MLA has since fixed these two missing links….but are there others that they don’t know about?

Please look at the website https://www.mlanet.org/ and notify MLA of any problems or thoughts at [email protected]

IF you can remember try and also list the problems on the comments on this website.  The list in the comments isn’t meant to dissuade anyone from reporting something that somebody else found (by all means if you think it is important that MLA knows about it, tell them) I just thought it might be helpful to have an unofficial list of issues so that others can learn from what was found.

 

Learn More About MLA Sections and Chapters in Chicago

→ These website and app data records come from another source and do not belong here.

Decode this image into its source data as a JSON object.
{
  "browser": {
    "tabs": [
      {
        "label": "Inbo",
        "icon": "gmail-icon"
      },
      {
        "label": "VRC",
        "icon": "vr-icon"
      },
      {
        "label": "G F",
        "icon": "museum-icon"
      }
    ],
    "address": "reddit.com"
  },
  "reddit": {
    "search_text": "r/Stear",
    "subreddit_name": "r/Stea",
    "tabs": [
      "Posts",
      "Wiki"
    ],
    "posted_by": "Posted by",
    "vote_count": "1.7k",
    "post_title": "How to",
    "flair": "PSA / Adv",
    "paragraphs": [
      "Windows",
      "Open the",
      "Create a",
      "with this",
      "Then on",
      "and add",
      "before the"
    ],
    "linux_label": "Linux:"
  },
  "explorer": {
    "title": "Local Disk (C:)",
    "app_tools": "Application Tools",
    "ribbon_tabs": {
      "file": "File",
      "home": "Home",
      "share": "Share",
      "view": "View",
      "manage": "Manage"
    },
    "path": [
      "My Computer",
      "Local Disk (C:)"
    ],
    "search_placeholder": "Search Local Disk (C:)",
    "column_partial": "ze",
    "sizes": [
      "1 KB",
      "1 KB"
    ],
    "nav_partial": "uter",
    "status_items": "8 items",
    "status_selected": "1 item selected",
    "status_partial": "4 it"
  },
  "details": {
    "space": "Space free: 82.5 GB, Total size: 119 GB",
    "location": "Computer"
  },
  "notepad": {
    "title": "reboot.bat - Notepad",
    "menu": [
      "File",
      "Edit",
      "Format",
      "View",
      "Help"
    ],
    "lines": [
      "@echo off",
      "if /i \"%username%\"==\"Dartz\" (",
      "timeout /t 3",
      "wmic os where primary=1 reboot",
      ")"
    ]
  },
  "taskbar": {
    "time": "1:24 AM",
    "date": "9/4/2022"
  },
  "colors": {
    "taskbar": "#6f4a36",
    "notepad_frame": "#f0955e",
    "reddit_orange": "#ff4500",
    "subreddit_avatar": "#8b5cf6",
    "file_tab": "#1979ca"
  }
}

Every other year at the annual meeting MLA used to hold the Section Shuffle where each of the sections would man a table and talk to members about their section.  Often there were themes and the sections would dress up or have candy and little prizes at the their table to try and entice members over to their table so that they could talk about everything the section is doing and encourage the member to join their section.

Section Council and Chapter Council decided to conduct a survey to determine what members were getting out of Section Shuffle, why people became a member of a Section or Chapter, why they continued (or didn’t) to be a member, and whether there could be alternatives to the Section Shuffle.

To sum the survey up….

  • Members found the Shuffle to be too crowded
  • Some did not like the food at the Shuffle or there wasn’t enough of it
  • Members weren’t always able to get in depth information they about the Sections due to the crowded and chaotic nature of the Shuffle
  • While members may have signed up during the Shuffle…Section engagement was the driving factor for renewal

So the Section and Chapter Council decide to change things up this year.  Instead of a Shuffle, Section and Chapter will be staffing posters during Poster Session 1 on Sunday May 18th highlighting their activities and unique characteristics at MLA ’14 in Chicago. Posters for participating Sections and Chapters will be on display at the MLA Registration Center. While the posters will be staffed during Poster Session 1 they will remain on display throughout MLA ’14 so members can drop by and learn more about the Sections and Chapters any time during the conference.

I have found Sections and Chapters to be a great way to get involved in MLA and my participation in my Sections and Chapters has significantly enriched my MLA membership experience.  So I encourage everyone to stop by a poster and join a Section and/or Chapter.